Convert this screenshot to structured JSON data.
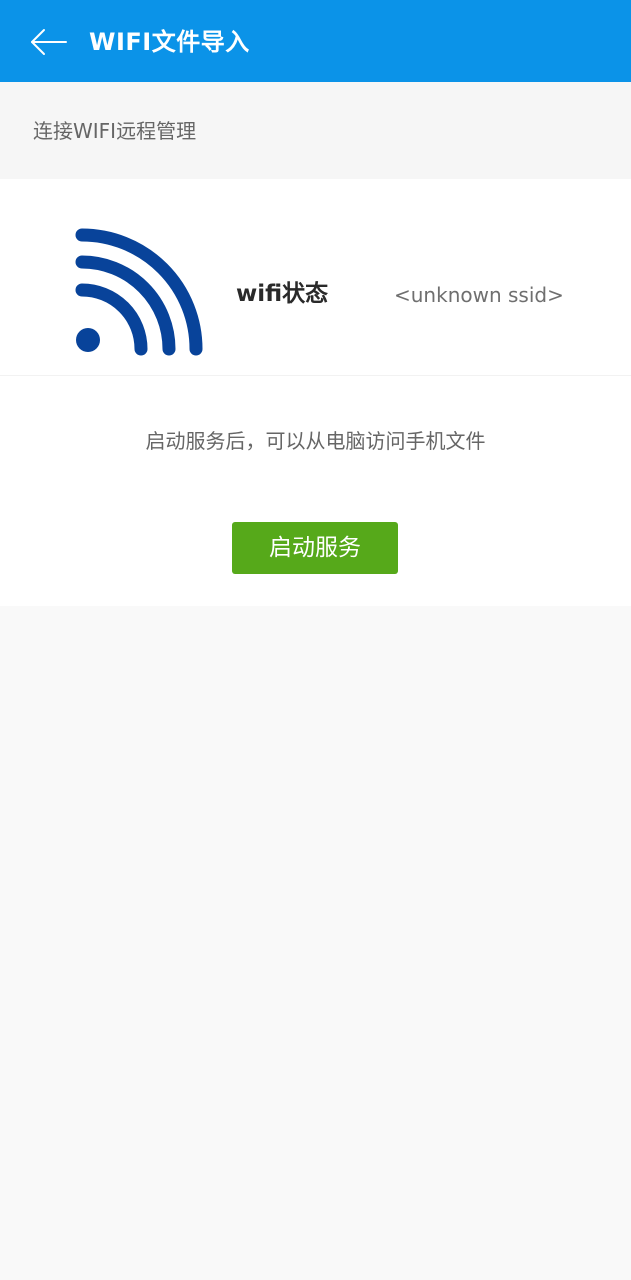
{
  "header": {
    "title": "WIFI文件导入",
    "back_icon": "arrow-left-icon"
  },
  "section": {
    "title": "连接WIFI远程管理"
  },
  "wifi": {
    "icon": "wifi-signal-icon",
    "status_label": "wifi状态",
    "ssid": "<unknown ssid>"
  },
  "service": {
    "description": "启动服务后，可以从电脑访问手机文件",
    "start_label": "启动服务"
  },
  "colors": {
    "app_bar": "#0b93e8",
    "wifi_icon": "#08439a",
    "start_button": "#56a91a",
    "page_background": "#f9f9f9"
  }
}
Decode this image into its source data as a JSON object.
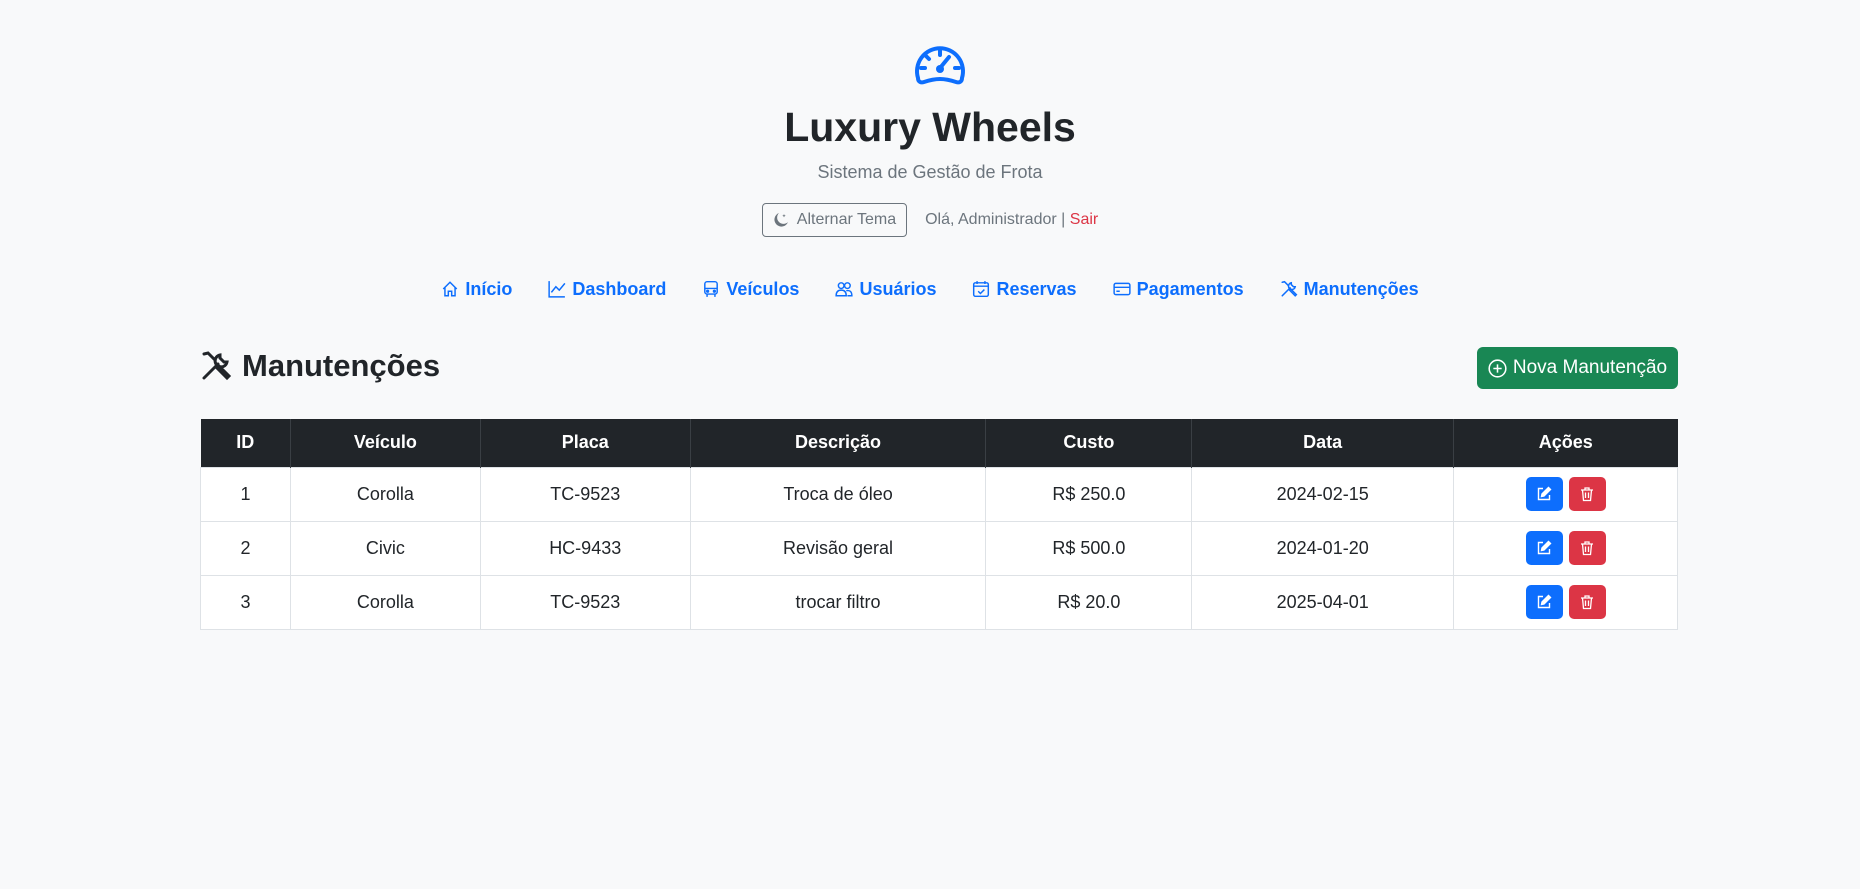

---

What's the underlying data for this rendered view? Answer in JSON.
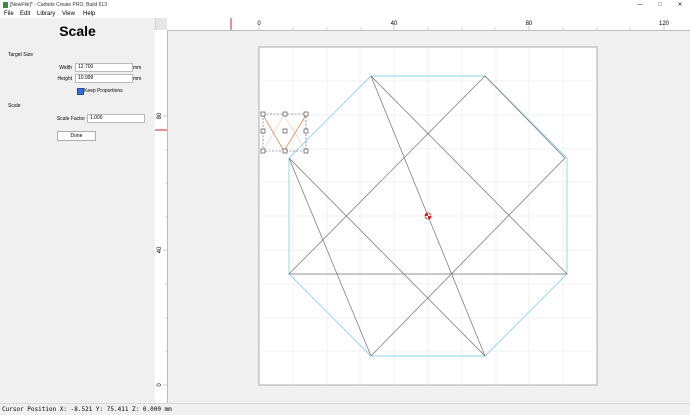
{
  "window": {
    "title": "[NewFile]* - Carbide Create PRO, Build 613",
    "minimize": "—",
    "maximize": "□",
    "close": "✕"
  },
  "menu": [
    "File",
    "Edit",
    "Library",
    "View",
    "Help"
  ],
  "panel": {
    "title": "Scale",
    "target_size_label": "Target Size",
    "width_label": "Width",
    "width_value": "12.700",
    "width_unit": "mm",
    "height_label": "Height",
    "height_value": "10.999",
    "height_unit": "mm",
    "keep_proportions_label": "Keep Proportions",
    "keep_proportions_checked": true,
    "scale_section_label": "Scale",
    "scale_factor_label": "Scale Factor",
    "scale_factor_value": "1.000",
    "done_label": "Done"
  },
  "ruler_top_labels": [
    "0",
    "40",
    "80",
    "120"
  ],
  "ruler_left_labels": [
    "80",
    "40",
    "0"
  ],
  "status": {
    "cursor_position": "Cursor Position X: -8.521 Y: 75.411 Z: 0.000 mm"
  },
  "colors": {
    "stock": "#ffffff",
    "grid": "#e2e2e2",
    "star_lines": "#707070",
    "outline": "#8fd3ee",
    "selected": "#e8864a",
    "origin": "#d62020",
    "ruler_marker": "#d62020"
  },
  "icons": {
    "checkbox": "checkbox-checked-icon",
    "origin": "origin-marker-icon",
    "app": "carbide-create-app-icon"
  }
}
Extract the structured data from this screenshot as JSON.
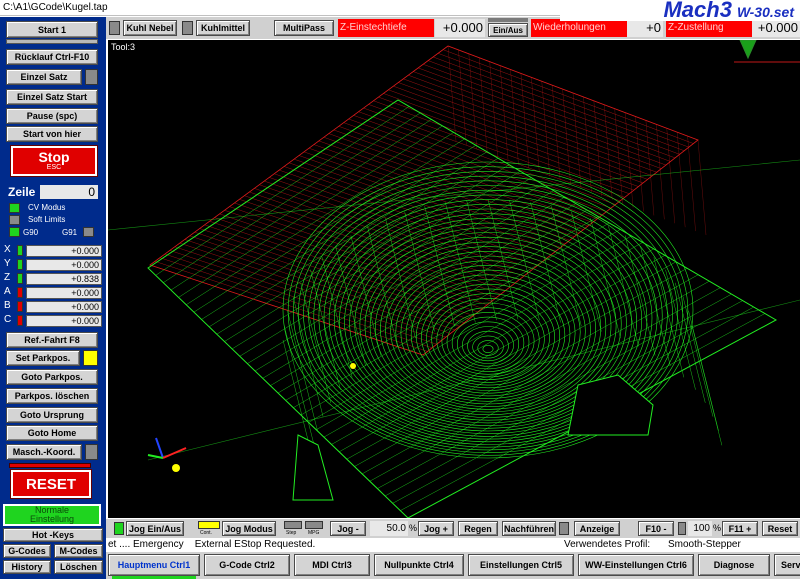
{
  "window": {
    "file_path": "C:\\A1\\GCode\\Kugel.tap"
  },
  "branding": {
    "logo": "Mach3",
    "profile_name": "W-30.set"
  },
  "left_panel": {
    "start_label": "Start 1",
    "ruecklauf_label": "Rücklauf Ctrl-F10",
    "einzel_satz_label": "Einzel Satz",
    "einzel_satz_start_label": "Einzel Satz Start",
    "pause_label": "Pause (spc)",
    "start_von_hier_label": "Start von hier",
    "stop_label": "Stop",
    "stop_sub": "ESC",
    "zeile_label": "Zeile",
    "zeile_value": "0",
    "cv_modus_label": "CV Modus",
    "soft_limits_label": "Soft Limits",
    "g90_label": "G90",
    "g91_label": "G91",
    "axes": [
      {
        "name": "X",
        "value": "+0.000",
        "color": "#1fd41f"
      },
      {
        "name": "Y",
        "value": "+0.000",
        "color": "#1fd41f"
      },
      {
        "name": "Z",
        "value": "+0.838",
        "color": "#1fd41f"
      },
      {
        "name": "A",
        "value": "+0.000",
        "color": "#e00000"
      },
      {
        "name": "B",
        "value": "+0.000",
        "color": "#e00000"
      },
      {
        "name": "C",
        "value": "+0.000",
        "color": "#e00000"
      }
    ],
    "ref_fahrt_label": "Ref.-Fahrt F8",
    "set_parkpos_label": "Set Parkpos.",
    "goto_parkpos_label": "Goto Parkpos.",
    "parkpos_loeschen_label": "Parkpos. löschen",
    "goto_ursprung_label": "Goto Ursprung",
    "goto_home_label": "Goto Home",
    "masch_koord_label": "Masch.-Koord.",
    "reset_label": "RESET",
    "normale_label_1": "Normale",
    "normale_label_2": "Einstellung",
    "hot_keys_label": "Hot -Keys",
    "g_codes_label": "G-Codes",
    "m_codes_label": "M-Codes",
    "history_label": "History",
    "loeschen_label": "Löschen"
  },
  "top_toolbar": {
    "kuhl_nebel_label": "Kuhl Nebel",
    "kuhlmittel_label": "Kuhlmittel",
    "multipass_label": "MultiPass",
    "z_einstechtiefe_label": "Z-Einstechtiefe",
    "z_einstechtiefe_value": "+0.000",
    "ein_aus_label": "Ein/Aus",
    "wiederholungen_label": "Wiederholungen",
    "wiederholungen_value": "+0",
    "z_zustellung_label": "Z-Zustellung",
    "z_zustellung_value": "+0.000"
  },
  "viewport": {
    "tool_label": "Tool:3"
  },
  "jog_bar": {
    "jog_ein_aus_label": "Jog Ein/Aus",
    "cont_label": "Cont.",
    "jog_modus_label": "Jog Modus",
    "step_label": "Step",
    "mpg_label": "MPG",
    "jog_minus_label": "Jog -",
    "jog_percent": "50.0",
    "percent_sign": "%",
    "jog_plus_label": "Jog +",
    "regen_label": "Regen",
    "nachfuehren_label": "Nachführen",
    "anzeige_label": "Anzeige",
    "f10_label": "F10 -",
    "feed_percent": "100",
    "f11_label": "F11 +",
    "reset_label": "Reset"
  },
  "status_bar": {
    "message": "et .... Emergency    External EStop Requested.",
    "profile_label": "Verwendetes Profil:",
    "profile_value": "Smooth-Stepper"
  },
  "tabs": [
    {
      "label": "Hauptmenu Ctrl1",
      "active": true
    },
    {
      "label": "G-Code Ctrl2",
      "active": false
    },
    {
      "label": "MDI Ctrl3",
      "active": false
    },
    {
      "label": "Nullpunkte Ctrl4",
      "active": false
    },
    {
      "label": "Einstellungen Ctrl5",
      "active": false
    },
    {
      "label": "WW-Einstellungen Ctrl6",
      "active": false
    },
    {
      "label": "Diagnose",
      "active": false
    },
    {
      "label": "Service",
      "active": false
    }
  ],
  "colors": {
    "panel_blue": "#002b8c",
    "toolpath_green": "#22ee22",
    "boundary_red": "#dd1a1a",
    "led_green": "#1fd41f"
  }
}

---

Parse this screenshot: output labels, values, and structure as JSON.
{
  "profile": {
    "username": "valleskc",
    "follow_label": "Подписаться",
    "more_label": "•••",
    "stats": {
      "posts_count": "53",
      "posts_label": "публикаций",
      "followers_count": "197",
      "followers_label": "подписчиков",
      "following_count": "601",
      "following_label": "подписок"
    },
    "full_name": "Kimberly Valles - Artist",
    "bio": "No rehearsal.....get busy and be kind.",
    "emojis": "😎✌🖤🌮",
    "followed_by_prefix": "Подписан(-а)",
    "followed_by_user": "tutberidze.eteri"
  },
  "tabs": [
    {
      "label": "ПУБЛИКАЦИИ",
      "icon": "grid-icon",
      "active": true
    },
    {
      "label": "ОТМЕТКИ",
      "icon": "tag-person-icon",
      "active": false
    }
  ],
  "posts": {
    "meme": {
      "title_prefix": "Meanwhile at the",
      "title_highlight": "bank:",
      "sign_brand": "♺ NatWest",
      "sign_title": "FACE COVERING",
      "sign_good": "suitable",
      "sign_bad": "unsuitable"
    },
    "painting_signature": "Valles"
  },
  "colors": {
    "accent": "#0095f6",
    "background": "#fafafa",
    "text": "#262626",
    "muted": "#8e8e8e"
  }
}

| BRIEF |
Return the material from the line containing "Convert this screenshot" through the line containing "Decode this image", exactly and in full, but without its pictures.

| YOUR RESPONSE |
Convert this screenshot to structured JSON data.
{
  "header": {
    "title": "WIFI文件导入",
    "back_icon": "arrow-left-icon"
  },
  "section": {
    "title": "连接WIFI远程管理"
  },
  "wifi": {
    "icon": "wifi-signal-icon",
    "status_label": "wifi状态",
    "ssid": "<unknown ssid>"
  },
  "service": {
    "description": "启动服务后，可以从电脑访问手机文件",
    "start_label": "启动服务"
  },
  "colors": {
    "app_bar": "#0b93e8",
    "wifi_icon": "#08439a",
    "start_button": "#56a91a",
    "page_background": "#f9f9f9"
  }
}
Decode this image into its source data as a JSON object.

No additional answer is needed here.